Using ultrasound and live X-ray (fluoroscopy) for guidance, a radiologist inserts a hollow needle through the skin, into the liver and into one of the bile ducts. A guide wire is threaded through the needle, into the duct, and the needle is removed. A tiny, deflated balloon is threaded along the wire, into the duct, and inflated to open up the narrow portion of the duct. Then a drainage catheter is placed into the duct to help the bile continue to drain; this catheter may stay in place for up to three months. The catheter will be connected to a drainage bag. During that time, your child will come to Interventional Radiology for X-rays to make sure the area is draining properly.
No. We will use either IV sedation or general anesthesia so that your child isn’t awake.
What risks are associated with the procedure?
The procedure is considered low risk. However, potential complications include:
Some children feel pain or discomfort at the needle-insertion site, usually in the first day or two after the procedure. You may give over-the-counter pain medication.
We will place a clear bandage and gauze over the catheter drain. The bandage must remain in place at all times. A nurse will show you how to change it.
In addition, the catheter will be secured with a locking device (StatLock®) which must not be removed
You may sponge bathe your child, but must keep the bandage dry at all times.
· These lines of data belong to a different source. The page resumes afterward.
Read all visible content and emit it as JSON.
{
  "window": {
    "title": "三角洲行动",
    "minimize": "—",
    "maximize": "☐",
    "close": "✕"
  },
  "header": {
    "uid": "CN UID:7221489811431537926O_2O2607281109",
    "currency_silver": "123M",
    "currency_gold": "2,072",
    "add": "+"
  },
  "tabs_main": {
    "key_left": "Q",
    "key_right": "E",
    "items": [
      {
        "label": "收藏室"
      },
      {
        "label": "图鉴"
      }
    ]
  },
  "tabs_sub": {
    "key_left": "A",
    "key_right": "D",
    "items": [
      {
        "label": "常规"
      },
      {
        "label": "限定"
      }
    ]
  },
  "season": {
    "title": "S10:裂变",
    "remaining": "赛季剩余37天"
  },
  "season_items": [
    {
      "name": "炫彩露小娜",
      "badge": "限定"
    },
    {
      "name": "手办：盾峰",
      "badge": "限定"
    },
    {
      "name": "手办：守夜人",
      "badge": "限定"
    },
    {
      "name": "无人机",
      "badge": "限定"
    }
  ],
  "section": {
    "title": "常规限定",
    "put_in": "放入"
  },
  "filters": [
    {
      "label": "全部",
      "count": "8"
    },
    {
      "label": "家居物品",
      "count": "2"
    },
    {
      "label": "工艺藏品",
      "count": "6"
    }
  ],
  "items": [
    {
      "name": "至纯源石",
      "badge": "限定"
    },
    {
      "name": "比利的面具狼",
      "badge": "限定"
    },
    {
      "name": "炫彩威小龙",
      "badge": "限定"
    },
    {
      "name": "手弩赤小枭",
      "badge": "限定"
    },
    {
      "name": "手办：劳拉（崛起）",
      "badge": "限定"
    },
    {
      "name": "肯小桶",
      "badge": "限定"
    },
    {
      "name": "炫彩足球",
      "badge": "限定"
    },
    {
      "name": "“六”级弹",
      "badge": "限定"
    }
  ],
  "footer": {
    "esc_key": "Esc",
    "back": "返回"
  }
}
Your child will need to avoid activities that may result in a pull or other damage to the catheter.